Reportedly, the Adriatic is called the cleanest sea in the world. Spending time seaside gazing at the harbor is a must. A marina in Montenegro is a lively scene; the locals guide the tourists into embracing the casual and content vibe. They start conversations and greet you with a convivial salutation from their boat. This mood is their carefree one.
Verige 65 Restaurant sits atop the sparkling Bay of Kotor, and it will take your breath away. Blooming in the sun while on the deck, you’ll stare at the seagulls and the occasional boats drifting by peacefully. Now, you’re in the relaxation mood. Adriatic zen.
Although there are many cities to see, Perast, Kotor and Budva are the stops that make up the Montenegro touring trifecta. In Perast, you’ll take a water taxi out to the quaint Lady of the Rocks, the only man-made island of the Adriatic. The history and symbolism is uplifting and elevates the aesthetics of the architecture and experience there. You’re already in love with Montenegro, just starting with Perast. The town, the clock tower, the elderly ladies selling embroideries, the fig and pomegranate trees, towering sunflowers and shimmering sea creates a winsome visual you’ll never forget.

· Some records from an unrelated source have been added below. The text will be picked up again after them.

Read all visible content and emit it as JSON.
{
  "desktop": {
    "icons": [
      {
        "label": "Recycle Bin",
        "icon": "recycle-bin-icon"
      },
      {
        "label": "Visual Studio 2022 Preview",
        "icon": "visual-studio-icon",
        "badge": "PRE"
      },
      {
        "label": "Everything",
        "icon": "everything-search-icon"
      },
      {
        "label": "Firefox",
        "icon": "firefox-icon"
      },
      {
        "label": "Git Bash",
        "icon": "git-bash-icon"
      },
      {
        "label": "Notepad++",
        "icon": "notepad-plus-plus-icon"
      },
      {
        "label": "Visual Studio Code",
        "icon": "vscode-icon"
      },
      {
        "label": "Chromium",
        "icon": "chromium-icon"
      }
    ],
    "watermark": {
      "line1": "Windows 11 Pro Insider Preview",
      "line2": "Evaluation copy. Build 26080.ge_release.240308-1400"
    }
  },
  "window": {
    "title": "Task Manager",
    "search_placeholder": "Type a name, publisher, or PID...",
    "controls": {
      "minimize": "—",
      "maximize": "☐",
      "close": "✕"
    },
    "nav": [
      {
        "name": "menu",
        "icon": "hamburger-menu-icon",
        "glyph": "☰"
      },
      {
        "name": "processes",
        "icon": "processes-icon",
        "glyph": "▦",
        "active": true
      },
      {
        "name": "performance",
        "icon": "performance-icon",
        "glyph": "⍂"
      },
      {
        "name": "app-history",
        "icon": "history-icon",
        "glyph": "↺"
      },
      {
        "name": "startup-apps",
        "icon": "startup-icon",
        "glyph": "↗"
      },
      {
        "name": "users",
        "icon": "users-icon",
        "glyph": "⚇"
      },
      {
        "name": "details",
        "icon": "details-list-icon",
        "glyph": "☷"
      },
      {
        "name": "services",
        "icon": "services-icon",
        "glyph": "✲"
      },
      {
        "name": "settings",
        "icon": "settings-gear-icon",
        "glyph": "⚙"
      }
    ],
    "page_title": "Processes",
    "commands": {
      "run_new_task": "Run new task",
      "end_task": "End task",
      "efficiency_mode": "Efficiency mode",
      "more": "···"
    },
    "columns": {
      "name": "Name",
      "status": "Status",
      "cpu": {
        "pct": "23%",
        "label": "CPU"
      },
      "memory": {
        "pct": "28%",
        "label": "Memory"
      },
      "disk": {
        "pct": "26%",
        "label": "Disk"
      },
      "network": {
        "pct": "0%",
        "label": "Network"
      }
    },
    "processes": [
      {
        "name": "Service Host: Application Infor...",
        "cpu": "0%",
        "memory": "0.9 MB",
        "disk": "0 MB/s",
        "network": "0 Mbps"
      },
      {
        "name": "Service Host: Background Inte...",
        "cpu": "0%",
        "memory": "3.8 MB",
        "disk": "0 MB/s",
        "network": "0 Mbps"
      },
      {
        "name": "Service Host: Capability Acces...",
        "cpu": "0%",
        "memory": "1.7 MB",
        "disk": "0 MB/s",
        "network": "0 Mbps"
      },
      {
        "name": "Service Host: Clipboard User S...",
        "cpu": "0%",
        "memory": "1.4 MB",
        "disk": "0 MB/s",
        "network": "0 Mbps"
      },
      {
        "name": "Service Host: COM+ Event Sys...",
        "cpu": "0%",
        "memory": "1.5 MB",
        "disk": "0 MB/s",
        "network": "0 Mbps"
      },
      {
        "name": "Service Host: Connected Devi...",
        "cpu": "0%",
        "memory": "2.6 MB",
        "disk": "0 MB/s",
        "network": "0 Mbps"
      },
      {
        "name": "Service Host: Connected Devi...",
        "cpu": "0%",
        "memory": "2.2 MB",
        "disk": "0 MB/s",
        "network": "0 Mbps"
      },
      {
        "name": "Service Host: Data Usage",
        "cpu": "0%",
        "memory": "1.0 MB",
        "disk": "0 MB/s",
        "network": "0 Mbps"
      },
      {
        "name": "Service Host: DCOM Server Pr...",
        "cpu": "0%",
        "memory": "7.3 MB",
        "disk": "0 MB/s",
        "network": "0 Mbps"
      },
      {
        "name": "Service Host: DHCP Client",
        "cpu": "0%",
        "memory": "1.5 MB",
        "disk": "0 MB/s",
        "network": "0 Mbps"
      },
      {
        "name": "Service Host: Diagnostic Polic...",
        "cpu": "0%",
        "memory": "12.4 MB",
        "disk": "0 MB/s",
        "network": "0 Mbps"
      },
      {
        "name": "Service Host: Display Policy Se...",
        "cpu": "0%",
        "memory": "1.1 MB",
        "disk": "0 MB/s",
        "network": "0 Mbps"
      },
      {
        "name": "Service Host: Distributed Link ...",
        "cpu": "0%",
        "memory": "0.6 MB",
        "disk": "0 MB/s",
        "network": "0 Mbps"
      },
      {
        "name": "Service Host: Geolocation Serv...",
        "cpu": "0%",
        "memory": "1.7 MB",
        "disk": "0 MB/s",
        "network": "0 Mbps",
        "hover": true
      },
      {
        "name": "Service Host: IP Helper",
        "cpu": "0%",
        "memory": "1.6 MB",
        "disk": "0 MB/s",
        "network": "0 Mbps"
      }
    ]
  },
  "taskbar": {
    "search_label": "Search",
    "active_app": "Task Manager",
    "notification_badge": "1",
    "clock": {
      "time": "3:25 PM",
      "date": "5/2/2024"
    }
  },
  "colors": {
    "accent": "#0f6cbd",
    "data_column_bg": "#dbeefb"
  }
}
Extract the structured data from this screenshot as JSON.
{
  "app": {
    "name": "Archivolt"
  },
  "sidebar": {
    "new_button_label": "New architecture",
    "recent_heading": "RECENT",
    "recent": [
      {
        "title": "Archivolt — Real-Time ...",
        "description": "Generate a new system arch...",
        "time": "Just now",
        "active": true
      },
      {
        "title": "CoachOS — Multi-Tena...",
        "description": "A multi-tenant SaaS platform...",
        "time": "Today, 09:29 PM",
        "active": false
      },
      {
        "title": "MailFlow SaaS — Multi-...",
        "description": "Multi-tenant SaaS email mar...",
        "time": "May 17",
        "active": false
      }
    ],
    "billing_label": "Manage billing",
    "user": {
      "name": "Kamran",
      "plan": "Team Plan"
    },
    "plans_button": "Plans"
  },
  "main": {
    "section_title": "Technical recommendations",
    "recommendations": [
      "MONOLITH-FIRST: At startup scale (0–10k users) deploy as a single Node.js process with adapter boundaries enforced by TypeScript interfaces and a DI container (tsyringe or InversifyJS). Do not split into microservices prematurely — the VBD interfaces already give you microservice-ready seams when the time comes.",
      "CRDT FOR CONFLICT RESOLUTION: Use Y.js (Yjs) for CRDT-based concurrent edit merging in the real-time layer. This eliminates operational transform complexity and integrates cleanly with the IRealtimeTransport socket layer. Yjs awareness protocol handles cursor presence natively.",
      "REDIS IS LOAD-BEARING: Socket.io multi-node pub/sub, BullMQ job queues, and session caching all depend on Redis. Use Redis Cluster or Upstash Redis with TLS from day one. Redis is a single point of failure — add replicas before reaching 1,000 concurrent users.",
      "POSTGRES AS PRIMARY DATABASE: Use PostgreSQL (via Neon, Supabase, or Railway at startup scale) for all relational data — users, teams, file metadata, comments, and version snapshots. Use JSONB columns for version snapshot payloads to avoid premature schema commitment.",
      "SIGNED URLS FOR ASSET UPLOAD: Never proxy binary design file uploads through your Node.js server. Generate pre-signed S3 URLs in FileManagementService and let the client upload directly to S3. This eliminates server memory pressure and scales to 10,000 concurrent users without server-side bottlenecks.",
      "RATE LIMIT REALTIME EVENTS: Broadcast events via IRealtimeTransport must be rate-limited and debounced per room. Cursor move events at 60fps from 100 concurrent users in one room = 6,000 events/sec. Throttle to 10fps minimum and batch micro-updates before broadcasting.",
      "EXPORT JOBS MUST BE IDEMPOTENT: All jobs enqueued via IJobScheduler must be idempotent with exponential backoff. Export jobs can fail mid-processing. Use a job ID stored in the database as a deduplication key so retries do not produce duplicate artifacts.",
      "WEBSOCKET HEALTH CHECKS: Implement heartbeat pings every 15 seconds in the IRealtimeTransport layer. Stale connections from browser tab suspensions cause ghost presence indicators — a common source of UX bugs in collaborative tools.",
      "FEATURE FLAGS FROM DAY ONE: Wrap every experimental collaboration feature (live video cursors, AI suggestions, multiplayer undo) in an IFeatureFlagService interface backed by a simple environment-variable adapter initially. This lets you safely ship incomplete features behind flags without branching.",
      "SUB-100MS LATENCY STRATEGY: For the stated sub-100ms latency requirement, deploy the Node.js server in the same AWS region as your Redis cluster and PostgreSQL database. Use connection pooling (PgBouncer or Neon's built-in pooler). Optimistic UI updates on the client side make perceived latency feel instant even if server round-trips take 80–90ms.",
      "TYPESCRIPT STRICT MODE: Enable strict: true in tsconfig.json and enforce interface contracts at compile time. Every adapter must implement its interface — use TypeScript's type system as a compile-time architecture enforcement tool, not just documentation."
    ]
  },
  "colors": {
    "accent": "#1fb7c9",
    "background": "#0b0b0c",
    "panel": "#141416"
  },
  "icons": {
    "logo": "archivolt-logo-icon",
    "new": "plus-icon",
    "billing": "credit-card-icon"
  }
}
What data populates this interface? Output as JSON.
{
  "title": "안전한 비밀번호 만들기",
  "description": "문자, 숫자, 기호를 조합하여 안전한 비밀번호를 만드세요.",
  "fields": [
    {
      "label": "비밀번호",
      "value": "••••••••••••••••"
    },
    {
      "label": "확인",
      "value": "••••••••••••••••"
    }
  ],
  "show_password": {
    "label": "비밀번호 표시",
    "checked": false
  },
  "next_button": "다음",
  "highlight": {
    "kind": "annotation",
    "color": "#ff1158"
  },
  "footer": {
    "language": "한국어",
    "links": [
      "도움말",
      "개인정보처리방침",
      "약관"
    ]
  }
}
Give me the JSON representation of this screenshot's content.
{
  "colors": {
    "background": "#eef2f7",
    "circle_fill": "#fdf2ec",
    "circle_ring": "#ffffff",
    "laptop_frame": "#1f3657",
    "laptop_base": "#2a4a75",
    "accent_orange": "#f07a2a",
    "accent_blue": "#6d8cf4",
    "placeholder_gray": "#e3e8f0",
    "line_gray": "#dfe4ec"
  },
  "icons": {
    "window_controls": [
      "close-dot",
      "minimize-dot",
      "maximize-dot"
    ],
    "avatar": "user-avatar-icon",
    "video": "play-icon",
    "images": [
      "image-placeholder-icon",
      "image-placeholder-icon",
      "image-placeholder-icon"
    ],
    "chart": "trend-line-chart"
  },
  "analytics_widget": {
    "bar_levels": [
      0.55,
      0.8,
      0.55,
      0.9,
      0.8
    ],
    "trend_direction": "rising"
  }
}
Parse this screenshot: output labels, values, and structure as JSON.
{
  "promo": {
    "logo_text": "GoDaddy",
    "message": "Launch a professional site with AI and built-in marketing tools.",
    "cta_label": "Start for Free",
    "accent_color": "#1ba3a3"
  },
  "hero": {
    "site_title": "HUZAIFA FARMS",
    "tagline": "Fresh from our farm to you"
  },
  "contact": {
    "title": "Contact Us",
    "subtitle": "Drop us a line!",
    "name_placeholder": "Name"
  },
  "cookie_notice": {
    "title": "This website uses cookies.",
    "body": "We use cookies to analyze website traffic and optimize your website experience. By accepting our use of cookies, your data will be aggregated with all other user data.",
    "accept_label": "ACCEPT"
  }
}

Kotor is the town within the labyrinthine fortress fortified since the early Middle Ages. Kotor buzzes with an energy perfect for sightseeing. Monasteries, clergy, vendors, cafes and even a cat museum make up the menagerie. Dine al fresco on cevapcicci sausage at the Dekaderon restaurant while you enjoy the buzz of clergy and tourists milling about. This is the boisterous mood of Montenegro. Even a brief, light rain shower won’t dampen your spirit.
Last but not least, Budva is the town that captures Montenegro’s flirty side. Nearby Europeans who retire there are happy to chat and share what they love about the country. Sailors lounging in their boats in the harbor wave jubilantly to you as if beckoning you to join their on-board party. They have no immediate itinerary other than basking in the pleasure of being on-board. Budva’s town square is delightful, with stores and advertisements of upcoming festivals. The rocky beach is peaceful and picturesque, and around the corner is a quaint chapel and small amphitheater promising culture and entertainment. Now, the mood is contentment and curiosity.
Scenic stops as you wind around the landscape are the climactic moments of your Montenegro sojourn. The scenery is a romantic vision hearkening back to a time when stars like Sophia Loren and Elizabeth Taylor vacationed there. The moods now are awe and infatuation.
Ultimately, it’s Lord Byron who summarized Montenegro best when he proclaimed: “At the birth of our planet, the most beautiful encounter between the land and the sea must have happened at the coast of Montenegro.”
This writer could not agree more.